Poverty a Social Disease. By the Rev. W. Edward Chadwick.
(S.P.C.K. 21.) —There is sound sense with the practical know- ledge acquired by experience in every page of Mr. Chadwick's pamphlet. We may give as an example the analogy which he establishes between the physician's treatment of disease and the social worker's treatment of poverty. The first thing that the former has to decide is,—is this a curable or an incurable case ? So it is with the social worker. "Incurable cases of poverty must generally be referred to the Poor Law, which usually should mean the workhouse." Curable cases are of various kinds. Drunkenness is one common cause. Hero the pledge comes in, ' to be used, however, with discretion. Loss of work is another cause. Here "the difficulties may be at once greater and less " ; greater because outward circumstances have to be modified, less
• because the sufferer himself is more tractable.

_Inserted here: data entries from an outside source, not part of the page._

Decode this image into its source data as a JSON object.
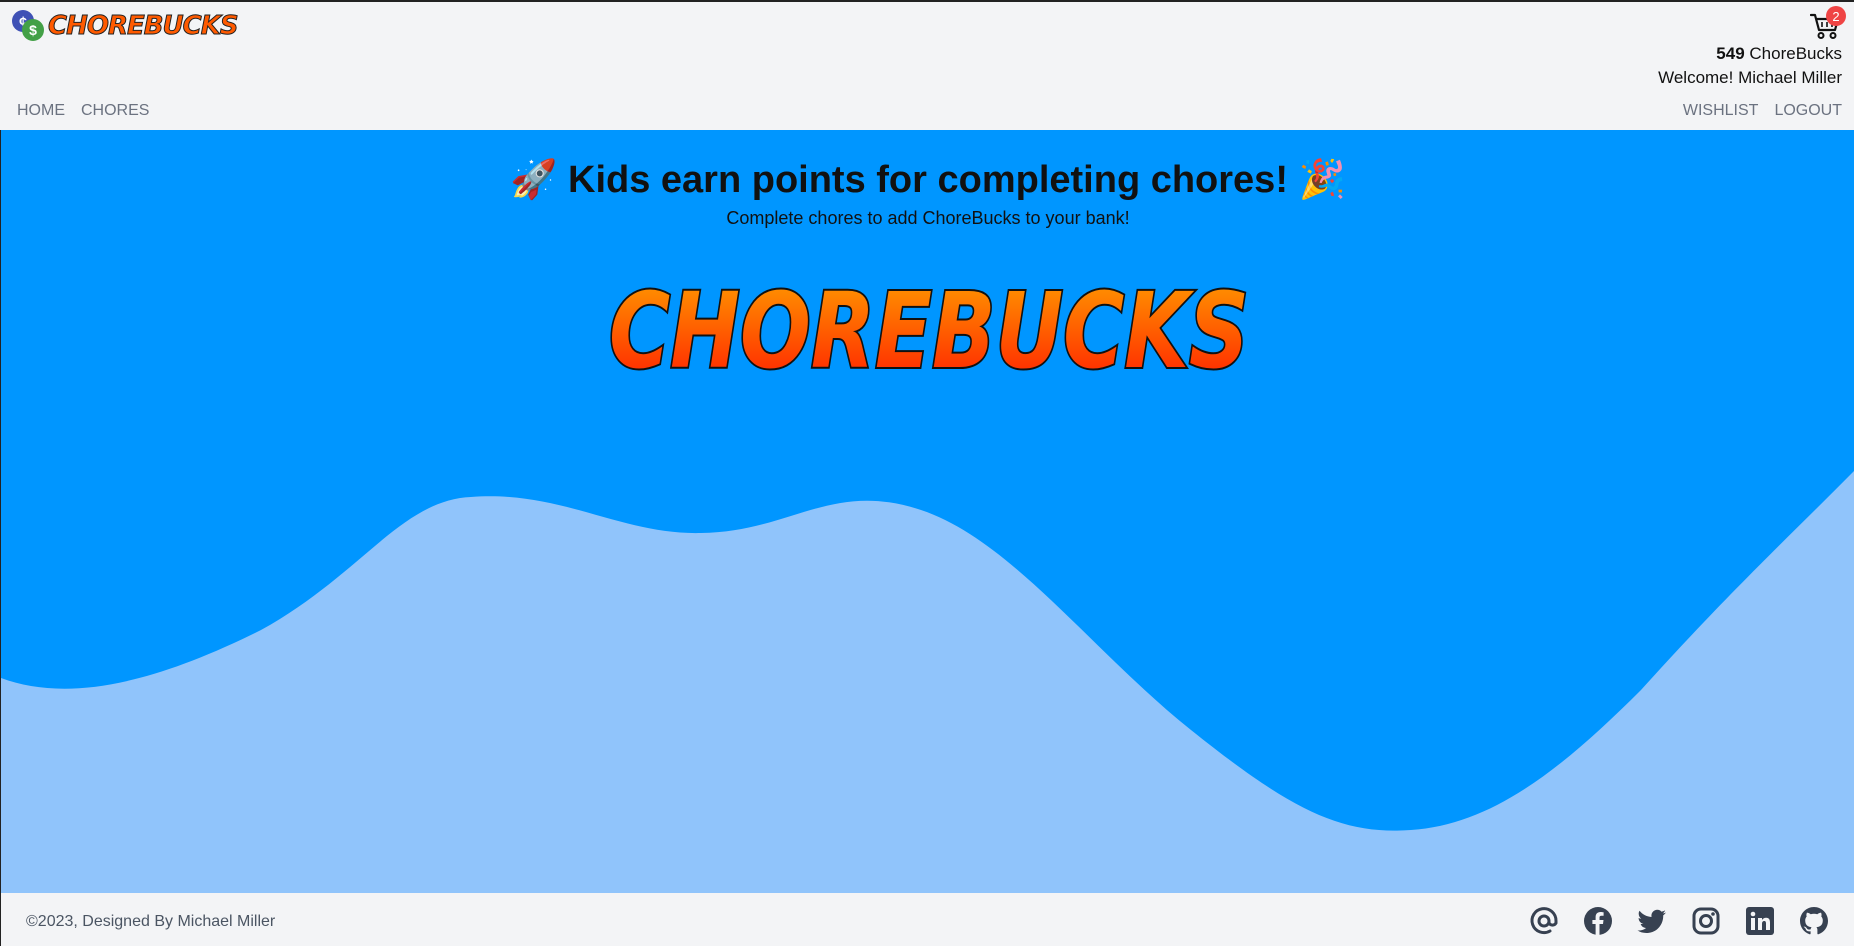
{
  "header": {
    "logo_text": "CHOREBUCKS",
    "cart_count": "2",
    "bucks_amount": "549",
    "bucks_unit": "ChoreBucks",
    "welcome": "Welcome! Michael Miller",
    "nav_left": [
      "HOME",
      "CHORES"
    ],
    "nav_right": [
      "WISHLIST",
      "LOGOUT"
    ]
  },
  "hero": {
    "title": "🚀 Kids earn points for completing chores! 🎉",
    "subtitle": "Complete chores to add ChoreBucks to your bank!",
    "logo_text": "CHOREBUCKS",
    "bg_color": "#0096ff",
    "wave_color": "#90c4fb"
  },
  "footer": {
    "copyright": "©2023, Designed By Michael Miller",
    "socials": [
      "email-icon",
      "facebook-icon",
      "twitter-icon",
      "instagram-icon",
      "linkedin-icon",
      "github-icon"
    ]
  }
}
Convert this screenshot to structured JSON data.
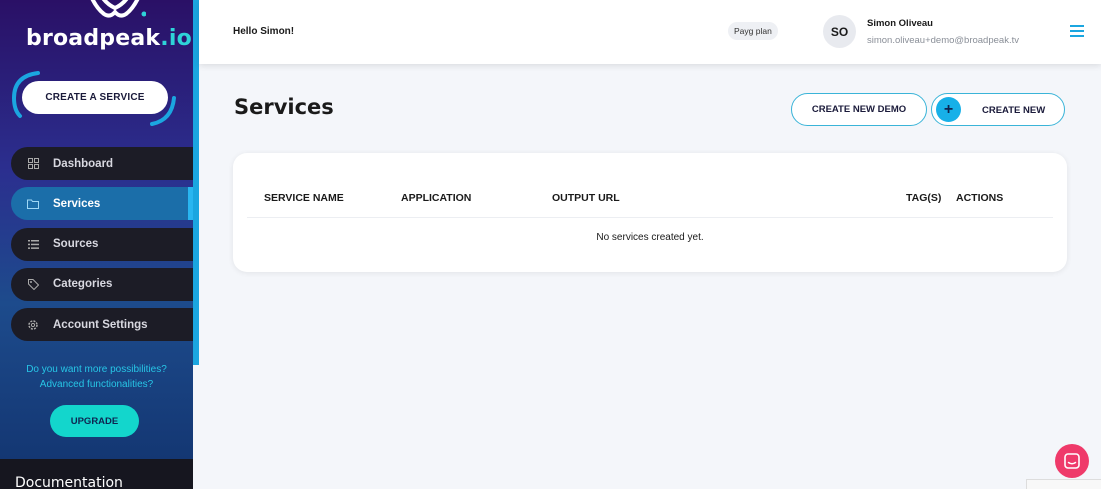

A worker in this direction will do well to road what Mr. Chadwick has to say.